Collect the lines of the entries where "time" shows up.

- - - - -

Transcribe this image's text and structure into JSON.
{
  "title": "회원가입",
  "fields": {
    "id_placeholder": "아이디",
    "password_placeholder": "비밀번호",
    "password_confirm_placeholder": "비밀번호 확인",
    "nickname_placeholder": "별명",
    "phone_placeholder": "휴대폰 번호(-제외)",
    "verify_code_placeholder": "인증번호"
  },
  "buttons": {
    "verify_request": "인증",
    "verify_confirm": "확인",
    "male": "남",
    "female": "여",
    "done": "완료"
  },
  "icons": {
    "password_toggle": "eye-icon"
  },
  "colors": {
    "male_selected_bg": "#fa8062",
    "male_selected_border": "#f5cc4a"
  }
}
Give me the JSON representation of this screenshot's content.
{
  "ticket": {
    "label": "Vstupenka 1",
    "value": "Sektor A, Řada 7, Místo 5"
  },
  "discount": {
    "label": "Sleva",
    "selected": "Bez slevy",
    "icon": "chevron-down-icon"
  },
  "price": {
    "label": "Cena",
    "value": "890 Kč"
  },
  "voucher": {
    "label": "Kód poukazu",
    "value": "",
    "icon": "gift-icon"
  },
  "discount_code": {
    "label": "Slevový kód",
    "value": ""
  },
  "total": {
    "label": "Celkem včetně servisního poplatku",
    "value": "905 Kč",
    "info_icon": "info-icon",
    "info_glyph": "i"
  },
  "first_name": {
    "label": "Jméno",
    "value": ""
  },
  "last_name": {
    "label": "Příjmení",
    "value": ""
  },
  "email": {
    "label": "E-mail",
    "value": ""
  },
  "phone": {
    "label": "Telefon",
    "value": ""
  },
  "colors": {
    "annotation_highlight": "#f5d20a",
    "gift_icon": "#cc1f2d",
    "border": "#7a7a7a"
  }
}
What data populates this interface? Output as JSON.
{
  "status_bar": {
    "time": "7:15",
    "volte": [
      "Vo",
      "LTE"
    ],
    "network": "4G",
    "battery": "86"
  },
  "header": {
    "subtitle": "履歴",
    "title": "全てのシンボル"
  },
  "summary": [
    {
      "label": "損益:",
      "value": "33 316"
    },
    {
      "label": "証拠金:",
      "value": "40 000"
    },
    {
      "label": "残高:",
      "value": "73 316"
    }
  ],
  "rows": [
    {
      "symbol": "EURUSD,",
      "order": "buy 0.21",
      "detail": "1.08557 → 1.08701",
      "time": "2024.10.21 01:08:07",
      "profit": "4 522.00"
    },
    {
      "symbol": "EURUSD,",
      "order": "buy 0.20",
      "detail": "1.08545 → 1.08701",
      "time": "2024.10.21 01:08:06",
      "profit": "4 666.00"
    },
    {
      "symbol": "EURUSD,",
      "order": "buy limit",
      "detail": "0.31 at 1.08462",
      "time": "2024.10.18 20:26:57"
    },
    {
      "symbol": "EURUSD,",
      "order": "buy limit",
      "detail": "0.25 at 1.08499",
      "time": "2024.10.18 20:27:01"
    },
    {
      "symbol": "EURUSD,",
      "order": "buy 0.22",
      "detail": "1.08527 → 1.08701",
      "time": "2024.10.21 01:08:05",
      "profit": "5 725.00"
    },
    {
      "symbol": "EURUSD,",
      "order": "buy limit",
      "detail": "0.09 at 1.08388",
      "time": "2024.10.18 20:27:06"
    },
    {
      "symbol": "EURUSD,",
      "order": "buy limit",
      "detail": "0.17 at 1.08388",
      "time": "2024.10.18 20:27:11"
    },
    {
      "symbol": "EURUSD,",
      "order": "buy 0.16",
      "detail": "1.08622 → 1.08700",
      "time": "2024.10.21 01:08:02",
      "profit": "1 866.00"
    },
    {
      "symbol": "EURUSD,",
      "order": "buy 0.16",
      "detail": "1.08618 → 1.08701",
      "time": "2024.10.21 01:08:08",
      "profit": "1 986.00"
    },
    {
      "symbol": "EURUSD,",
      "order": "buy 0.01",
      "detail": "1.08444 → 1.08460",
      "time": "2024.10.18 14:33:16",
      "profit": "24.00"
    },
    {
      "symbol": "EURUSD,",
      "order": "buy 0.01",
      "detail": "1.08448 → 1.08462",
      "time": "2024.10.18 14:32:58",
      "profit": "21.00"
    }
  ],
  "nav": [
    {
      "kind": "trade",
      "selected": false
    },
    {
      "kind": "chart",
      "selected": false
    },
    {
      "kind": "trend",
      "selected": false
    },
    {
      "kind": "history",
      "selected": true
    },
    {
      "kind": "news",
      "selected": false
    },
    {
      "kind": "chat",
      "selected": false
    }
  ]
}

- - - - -

### ANSWER TO THIS PROBLEM
    "time": "7:15",
      "time": "2024.10.21 01:08:07",
      "time": "2024.10.21 01:08:06",
      "time": "2024.10.18 20:26:57"
      "time": "2024.10.18 20:27:01"
      "time": "2024.10.21 01:08:05",
      "time": "2024.10.18 20:27:06"
      "time": "2024.10.18 20:27:11"
      "time": "2024.10.21 01:08:02",
      "time": "2024.10.21 01:08:08",
      "time": "2024.10.18 14:33:16",
      "time": "2024.10.18 14:32:58",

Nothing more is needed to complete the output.